Yes, yes, everyone knows that asparagus is in season in the spring. But after a long winter with nary a green veggie in sight, we can't help but get excited about seeing those long, brightly hued stalks at the market.
Plus, asparagus is about as easy to cook as it gets. We could eat simple, olive oil-drizzled roasted asparagus pretty much every day until July, but sometimes we mix it up with a piquant vinaigrette and some chopped olives. We also like to blanch asparagus, throw it into the blender with lemon zest and a big handful of Parmesan, and toss the surprisingly creamy purée with penne. If you're itching to get fancy, try a shaved asparagus pizza or a side dish of asparagus with walnuts and plenty of brown butter. Or, if the thought of an asparagus-free summer is more than you can bear, try pickling it with that other harbinger of spring: ramps.

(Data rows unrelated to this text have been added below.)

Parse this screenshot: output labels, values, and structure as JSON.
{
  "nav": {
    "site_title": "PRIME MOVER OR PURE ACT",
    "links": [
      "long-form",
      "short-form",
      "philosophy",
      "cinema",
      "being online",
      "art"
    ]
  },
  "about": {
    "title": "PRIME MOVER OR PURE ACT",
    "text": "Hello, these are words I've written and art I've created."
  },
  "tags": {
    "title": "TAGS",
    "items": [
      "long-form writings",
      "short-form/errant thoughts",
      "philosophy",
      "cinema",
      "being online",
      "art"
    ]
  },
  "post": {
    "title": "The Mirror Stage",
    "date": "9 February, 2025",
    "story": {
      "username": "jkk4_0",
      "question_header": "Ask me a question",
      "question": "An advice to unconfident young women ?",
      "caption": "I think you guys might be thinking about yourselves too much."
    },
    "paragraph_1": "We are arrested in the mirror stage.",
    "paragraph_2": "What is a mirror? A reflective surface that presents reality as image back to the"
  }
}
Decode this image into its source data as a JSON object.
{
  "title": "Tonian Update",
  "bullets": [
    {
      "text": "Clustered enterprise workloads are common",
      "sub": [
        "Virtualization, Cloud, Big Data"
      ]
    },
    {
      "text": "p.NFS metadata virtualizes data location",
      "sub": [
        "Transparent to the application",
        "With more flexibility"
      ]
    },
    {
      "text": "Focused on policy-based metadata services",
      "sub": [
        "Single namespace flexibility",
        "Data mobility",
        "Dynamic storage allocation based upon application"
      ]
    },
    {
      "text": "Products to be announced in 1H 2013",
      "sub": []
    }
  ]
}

How to Choose and Store:
Regardless of whether you prefer thick or thin spears (there really isn't any difference, but we like the heft and bite of thick ones), look for firm, smooth stalks with tightly closed tips. The color should be bright and the ends should not be limp or dry.
To store asparagus, trim the ends and wrap the bunch in a damp paper towel. Refrigerate in a plastic bag for two to three days. Or place the stalks, cut ends down, in a vase holding an inch of water. Cover the tops with a plastic bag and refrigerate.
How to Cook:
Roasted Asparagus with Olive Vinaigrette [Real Simple]
Chopped kalamata olives and a sherry vinaigrette add an extra hit of flavor to the world's easiest side dish: roasted asparagus.
Pasta with Asparagus-Lemon Sauce [Epicurious]
Serve this pasta with something with bite, like a salad of bitter greens tossed with a sharp vinaigrette. Or just halve a few cherry tomatoes and sprinkle them on top.
Shaved Asparagus Pizza [Smitten Kitchen]
If you keep pizza dough in your freezer, this dish will come together in minutes. Crack a few eggs on top and have it for breakfast.
Melissa Clark steams asparagus to crisp-tender before tossing it in garlicky brown butter with toasted walnuts and nutty Parmesan.
It's easier than it sounds, but if canning's not your thing, try making these as refrigerator pickles. Skip the water bath and let the vegetables sit in the brine in the fridge for two to three days before eating. Store refrigerated for up to a month.